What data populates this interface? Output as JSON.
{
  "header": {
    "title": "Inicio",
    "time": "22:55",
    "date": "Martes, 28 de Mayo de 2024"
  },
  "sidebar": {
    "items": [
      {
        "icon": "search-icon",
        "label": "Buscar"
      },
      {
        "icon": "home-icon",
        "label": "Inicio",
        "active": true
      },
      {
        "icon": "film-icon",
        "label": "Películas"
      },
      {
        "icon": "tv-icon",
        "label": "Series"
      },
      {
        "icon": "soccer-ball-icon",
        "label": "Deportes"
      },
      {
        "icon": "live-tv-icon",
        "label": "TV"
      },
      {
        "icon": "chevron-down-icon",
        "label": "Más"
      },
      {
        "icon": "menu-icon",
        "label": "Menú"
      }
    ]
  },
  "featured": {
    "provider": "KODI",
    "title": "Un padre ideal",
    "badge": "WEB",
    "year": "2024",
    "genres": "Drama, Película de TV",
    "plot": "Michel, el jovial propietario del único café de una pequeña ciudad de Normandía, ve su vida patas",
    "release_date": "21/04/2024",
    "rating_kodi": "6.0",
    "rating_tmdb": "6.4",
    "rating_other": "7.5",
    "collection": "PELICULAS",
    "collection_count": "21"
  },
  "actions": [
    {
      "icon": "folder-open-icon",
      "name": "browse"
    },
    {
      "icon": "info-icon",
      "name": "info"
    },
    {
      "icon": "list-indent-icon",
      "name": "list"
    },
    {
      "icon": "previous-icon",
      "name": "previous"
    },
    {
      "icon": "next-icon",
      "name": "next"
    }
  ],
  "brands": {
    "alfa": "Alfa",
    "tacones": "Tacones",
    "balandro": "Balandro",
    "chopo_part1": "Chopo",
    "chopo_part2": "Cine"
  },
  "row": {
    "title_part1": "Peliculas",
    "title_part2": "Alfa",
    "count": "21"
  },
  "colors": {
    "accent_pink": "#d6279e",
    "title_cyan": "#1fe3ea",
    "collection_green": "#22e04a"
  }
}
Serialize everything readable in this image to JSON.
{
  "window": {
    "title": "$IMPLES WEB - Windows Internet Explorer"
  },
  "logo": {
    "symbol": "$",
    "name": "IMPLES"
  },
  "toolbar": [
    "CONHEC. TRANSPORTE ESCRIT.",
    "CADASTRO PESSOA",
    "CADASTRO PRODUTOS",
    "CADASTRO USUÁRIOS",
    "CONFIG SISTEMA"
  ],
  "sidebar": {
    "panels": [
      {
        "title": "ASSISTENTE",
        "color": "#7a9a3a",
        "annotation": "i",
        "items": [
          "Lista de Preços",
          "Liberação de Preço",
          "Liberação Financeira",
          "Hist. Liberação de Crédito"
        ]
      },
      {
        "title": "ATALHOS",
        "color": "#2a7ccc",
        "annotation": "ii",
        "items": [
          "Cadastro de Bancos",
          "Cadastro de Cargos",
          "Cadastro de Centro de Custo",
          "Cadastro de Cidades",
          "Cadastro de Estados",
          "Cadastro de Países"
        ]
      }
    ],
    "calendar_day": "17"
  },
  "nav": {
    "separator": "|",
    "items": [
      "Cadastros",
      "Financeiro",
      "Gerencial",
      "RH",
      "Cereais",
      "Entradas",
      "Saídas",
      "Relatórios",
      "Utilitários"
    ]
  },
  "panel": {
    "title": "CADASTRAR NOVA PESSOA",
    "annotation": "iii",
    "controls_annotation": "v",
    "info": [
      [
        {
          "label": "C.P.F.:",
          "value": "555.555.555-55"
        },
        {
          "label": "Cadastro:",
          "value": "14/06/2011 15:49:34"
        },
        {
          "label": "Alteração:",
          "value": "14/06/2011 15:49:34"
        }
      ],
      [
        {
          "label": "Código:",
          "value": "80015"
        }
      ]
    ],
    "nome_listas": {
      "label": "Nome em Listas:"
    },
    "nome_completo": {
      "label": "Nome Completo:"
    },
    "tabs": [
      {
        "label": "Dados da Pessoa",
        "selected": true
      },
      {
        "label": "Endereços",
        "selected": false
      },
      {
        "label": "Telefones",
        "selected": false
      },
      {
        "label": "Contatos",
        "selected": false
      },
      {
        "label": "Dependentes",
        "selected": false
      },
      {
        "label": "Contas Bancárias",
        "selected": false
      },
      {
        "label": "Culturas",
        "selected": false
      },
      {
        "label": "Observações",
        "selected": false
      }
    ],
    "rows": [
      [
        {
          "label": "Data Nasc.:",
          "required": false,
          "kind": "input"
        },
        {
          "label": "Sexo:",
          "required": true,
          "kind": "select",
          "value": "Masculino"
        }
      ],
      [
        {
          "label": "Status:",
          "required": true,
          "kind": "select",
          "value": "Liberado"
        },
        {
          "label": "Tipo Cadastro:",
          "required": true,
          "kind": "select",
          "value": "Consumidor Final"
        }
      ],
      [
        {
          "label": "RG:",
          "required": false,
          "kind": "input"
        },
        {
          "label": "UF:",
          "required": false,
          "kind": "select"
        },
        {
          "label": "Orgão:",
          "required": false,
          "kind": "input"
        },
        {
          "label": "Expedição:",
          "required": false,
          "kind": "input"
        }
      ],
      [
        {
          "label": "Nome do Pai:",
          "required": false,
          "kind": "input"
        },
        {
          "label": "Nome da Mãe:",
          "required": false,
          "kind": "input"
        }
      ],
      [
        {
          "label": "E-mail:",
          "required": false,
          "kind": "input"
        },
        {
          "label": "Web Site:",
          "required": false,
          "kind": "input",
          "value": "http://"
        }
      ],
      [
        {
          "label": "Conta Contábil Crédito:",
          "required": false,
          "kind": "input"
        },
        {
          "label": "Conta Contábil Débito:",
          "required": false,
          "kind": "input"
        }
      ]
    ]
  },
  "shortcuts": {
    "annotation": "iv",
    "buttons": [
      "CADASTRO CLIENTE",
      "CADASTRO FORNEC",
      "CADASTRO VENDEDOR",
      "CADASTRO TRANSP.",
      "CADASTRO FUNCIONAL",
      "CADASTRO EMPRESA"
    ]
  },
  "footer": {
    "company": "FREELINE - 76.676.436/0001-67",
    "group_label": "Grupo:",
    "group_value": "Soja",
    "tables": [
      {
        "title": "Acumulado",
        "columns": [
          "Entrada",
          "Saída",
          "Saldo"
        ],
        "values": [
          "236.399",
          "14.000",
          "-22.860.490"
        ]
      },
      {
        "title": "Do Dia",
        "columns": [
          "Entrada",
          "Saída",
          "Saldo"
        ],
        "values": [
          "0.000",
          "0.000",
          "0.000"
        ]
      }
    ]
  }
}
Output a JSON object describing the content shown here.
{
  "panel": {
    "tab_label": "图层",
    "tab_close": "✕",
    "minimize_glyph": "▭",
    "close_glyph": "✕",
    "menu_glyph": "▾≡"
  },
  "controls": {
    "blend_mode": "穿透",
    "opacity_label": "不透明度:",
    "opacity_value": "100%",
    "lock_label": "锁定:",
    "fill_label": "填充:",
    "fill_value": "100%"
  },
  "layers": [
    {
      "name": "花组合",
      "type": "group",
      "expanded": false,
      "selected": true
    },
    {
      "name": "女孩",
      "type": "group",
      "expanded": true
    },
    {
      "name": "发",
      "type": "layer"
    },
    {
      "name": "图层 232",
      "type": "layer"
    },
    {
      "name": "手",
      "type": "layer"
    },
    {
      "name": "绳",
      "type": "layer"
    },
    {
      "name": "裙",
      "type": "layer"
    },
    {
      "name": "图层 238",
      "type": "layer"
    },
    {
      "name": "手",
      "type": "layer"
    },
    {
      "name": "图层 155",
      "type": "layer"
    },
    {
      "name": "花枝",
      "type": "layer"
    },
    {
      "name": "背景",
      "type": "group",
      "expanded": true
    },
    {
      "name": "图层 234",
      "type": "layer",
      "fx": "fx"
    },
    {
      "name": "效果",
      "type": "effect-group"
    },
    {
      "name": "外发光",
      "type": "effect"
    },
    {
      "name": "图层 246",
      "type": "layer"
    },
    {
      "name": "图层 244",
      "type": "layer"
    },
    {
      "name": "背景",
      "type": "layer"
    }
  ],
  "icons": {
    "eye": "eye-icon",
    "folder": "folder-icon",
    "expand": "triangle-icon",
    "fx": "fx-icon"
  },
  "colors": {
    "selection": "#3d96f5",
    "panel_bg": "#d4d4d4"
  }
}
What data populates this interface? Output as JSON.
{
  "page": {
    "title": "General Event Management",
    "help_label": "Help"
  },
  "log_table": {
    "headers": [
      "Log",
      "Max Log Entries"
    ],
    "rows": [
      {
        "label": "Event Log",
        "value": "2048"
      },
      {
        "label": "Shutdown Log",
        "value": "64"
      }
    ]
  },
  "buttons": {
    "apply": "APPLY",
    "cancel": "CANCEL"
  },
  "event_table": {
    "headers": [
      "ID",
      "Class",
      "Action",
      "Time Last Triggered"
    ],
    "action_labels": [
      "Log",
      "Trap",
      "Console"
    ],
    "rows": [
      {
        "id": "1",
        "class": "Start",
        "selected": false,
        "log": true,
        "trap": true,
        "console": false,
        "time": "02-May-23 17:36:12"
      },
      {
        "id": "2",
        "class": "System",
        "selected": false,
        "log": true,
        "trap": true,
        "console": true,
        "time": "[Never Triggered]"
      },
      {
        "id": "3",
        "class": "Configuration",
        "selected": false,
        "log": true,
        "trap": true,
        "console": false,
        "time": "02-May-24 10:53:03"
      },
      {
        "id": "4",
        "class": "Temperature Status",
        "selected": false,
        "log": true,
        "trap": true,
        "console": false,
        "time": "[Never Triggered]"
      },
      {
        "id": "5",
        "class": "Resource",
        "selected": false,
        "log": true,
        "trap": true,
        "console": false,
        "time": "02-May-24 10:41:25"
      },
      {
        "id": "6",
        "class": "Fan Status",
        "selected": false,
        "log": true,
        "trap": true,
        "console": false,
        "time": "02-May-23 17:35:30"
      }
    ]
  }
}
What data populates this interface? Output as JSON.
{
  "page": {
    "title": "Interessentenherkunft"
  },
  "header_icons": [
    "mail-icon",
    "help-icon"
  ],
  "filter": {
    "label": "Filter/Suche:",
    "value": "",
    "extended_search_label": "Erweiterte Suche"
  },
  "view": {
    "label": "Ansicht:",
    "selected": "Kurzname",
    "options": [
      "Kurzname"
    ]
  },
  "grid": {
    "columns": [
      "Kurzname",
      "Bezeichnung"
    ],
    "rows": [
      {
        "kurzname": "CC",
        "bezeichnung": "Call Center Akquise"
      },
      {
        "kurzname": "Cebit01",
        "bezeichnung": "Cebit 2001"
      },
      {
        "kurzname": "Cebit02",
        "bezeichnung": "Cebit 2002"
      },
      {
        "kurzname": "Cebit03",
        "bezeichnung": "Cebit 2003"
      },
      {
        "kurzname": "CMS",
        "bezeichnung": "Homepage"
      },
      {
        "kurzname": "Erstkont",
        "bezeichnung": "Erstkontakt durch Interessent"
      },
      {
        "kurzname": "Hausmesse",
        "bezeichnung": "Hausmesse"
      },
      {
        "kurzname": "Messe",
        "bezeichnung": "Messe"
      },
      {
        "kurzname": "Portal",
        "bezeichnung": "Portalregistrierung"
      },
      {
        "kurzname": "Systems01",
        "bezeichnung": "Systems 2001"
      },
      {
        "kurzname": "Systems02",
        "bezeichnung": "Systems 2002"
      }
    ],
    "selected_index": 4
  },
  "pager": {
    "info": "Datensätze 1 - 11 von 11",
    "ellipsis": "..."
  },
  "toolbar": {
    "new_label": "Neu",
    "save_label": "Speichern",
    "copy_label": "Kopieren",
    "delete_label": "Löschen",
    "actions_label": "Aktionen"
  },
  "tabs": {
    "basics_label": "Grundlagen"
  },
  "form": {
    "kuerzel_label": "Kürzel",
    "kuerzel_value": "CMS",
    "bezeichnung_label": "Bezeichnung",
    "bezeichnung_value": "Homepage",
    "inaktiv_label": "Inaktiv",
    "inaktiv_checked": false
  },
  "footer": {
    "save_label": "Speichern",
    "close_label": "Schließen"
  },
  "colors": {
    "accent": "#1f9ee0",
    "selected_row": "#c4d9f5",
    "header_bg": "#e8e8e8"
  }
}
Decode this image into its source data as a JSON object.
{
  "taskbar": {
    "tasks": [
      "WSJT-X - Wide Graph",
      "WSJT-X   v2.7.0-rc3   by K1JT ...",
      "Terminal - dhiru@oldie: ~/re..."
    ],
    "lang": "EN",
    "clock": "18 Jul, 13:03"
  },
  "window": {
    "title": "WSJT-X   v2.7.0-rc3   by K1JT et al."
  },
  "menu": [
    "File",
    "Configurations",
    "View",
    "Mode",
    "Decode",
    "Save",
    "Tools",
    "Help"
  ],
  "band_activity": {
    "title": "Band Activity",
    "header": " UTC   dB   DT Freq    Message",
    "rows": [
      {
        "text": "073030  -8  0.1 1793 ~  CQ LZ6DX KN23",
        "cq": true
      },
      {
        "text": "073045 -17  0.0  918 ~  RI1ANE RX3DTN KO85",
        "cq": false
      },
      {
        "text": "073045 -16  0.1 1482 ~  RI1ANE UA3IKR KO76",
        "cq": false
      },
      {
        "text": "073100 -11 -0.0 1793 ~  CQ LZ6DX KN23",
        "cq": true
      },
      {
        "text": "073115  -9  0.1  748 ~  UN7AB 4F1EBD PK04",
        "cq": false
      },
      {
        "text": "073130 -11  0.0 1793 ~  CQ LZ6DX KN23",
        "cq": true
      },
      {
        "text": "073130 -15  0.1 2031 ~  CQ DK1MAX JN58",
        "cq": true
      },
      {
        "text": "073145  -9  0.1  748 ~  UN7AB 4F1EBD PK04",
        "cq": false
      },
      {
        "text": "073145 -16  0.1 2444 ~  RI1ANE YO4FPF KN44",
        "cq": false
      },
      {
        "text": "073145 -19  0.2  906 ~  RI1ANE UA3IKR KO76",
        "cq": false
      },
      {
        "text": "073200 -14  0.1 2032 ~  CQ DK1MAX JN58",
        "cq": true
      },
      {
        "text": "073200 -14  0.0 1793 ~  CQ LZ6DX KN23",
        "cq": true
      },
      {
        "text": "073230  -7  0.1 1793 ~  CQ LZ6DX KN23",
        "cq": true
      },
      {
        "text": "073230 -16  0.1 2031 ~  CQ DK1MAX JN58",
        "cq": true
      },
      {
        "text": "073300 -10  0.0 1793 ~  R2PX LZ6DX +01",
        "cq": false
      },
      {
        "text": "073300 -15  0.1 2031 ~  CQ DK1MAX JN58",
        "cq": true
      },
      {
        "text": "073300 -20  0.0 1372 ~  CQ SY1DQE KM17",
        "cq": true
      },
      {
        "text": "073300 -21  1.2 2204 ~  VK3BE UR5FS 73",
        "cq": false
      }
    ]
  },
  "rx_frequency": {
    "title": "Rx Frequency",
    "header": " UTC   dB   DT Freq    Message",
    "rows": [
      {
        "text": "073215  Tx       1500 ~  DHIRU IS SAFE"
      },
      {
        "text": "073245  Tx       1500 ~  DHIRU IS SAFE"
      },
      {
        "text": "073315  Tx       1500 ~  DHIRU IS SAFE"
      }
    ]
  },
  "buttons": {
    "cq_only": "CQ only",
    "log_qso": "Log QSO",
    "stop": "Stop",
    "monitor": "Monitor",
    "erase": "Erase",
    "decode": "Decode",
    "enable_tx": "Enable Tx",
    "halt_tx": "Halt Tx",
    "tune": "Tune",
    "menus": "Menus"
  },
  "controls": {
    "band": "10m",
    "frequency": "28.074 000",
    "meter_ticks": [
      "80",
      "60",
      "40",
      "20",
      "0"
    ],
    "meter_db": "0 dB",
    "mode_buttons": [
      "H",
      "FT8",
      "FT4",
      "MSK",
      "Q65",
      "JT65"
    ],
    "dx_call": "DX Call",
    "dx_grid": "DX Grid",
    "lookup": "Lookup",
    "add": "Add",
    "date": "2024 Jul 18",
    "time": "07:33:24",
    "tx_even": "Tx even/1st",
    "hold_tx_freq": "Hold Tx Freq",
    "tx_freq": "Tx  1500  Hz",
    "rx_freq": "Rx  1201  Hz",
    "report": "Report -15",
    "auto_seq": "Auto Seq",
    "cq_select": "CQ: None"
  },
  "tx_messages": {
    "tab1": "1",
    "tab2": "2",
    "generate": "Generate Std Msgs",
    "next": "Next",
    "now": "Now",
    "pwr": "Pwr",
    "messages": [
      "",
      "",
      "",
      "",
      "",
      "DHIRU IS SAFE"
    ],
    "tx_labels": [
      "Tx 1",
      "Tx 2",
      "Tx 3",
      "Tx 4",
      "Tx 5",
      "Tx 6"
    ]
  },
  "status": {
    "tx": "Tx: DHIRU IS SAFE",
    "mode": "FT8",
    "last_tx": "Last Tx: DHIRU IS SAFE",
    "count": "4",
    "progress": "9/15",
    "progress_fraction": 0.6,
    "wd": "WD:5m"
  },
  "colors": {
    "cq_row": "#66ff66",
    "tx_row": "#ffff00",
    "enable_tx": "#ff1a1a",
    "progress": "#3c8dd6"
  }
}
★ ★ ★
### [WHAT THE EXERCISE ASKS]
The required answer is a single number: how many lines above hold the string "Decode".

### [EXPECTED ANSWER]
3